Mr Rob Williams, agriculture researcher based in Timor-Leste, Adjunct Senior Research Fellow at the University of Western Australia and a research leader with the Seeds of Life program, observed ongoing benefits.
‘Today , around 75% of farmers in Timor-Leste use one or more of the crop varieties generated from Seeds of Life – this is up from 48% of farmers when the project concluded in 2016. In every village I’ve gone to in Timor-Leste, I’ve been able to find Seeds of Life sweetpotatoes growing which weren’t there before we started in 2000.
‘And now there are farmers who never used to sell sweetpotatoes, selling produce because they are growing sweetpotato varieties that yield twice as much in half the time. This supplies enough for their households plus extra to sell.’
A participatory research process based on genuine collaboration with farmers is identified as a key factor of success of the program. Between 2006 and 2015, Seeds of Life trained 2,600 people, including farmers, non-government organisation staff, employees from the Ministry of Agriculture and Fisheries, and others. That way the local government had the capacity to continue to multiply and distribute seeds even after the project ended.
‘This approach has been embedded really well into the research department of the Ministry of Agriculture and Fisheries. They know that having researchers who work with farmers as equals – testing things with the farmers, hearing the farmers’ feedback – is going to pay huge dividends in the future,’ said Mr Williams.
Building local expertise and careers
Embedded in many ACIAR-supported programs, and in step with the ACIAR mandate, is an element of capacity building. According to Dr Nesbitt, trained local personnel with the capacity to continue the research are key to a long-term legacy.
Over the 16 years of the Seeds of Life projects, many local researchers worked alongside Australian scientists. Seeds of Life helped to develop six functional agriculture research stations in Timor-Leste that continue to be heavily used by researchers funded by the Timor-Leste Government and the United Nations Food and Agriculture Organization (FAO).
Seeds of Life sponsored 10 program staff to pursue master degrees, all of whom continue to work in agriculture or education in Timor-Leste.
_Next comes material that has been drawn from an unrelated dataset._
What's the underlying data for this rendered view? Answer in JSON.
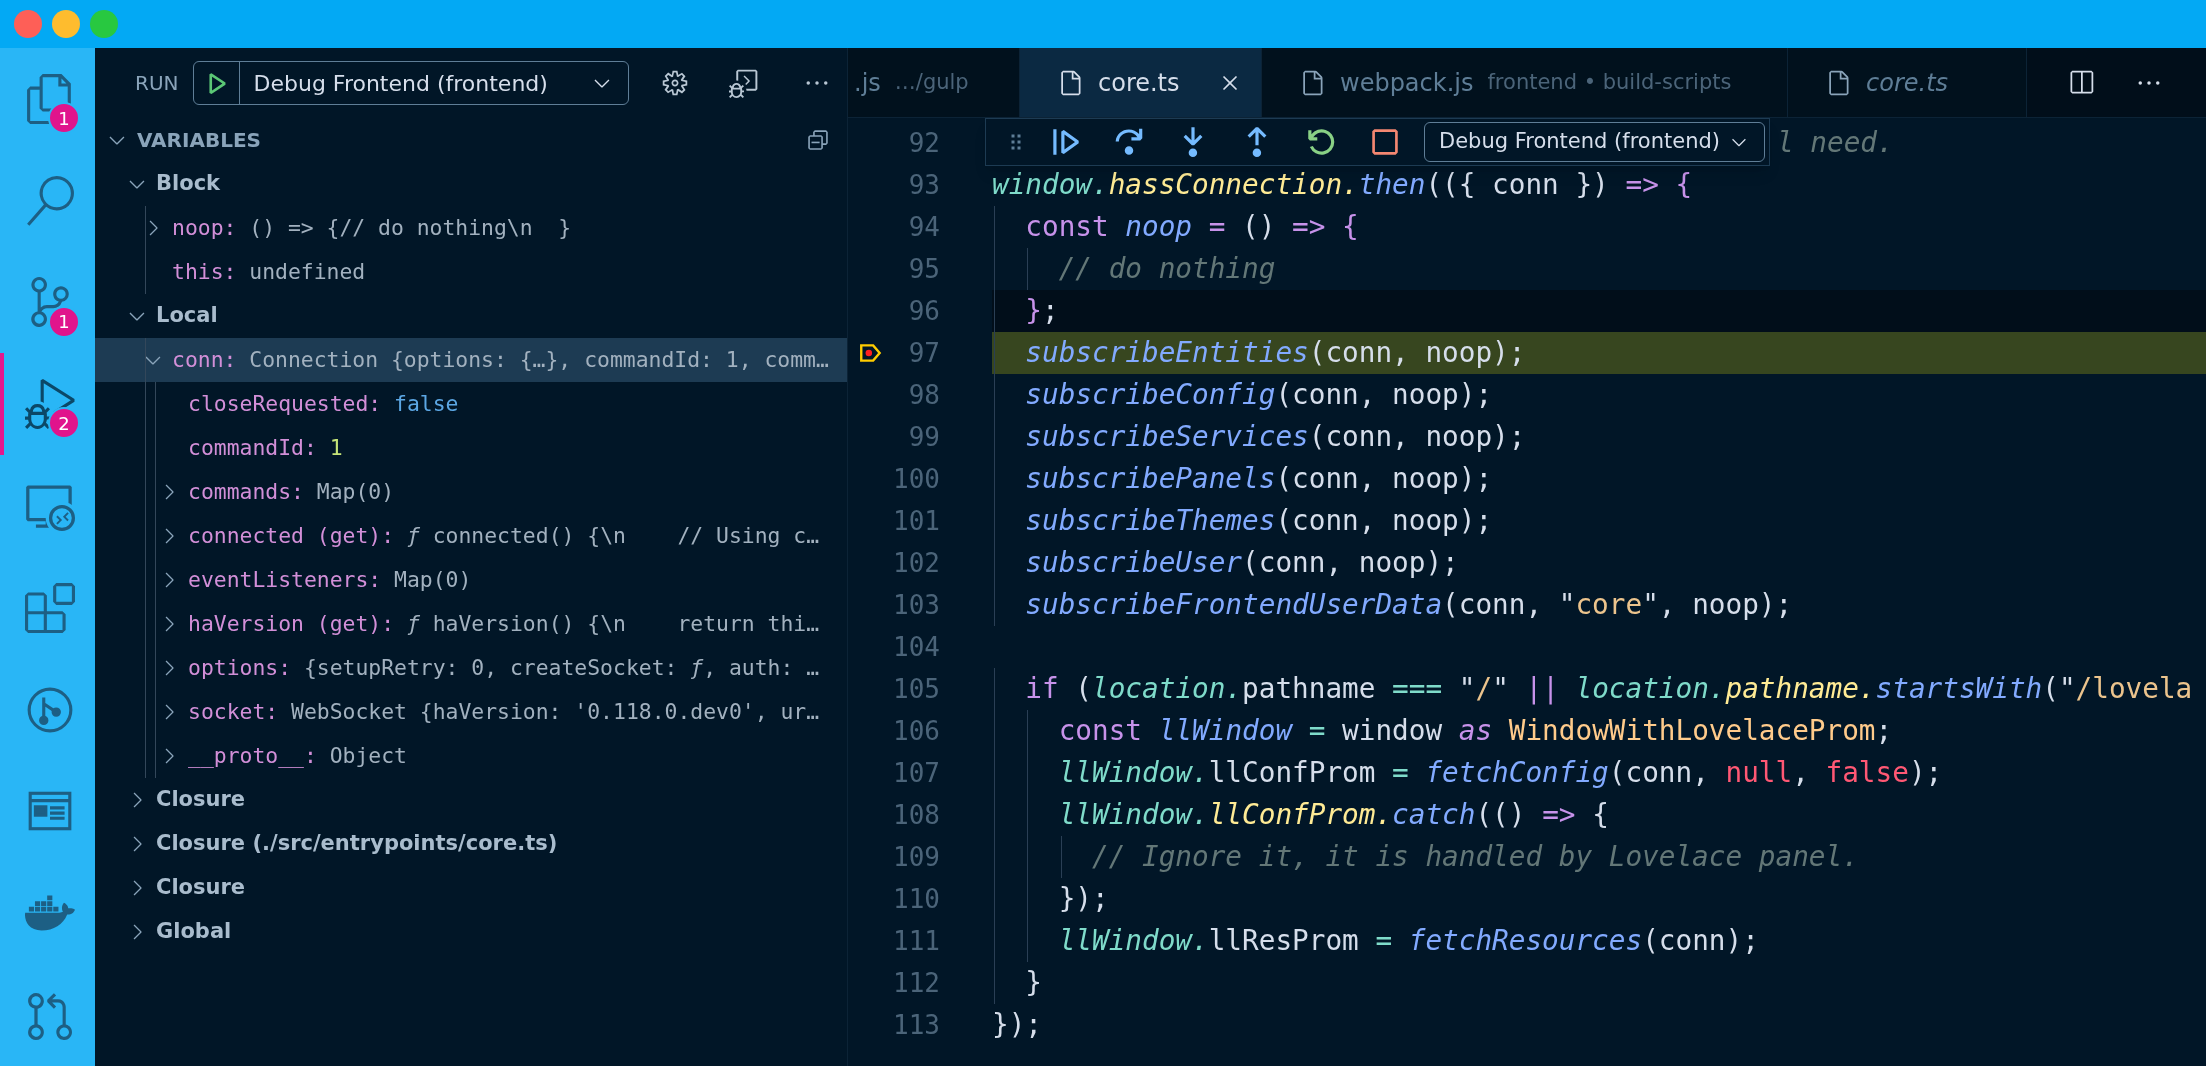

One staff member, Mr Luis de Almeida, went on to work on other ACIAR-supported projects when Seeds of Life concluded, including a project focused on agricultural innovation for farming communities in Timor-Leste.
‘Through Seeds of Life I learned research skills and connection with other partners as well as organisation and management skills, which I continue to apply to my work today.
‘I have a dream and a commitment to contribute to the agricultural development sector, which is vital for small and poor farmers in rural areas, especially in developing countries like my home, Timor-Leste.’
In May 2022, Mr de Almeida was appointed as the first ACIAR Country Manager for Timor-Leste. The Seeds of Life project continues to benefit participants – from the farmers who can grow better and more food, through to the research staff who received training and career opportunities.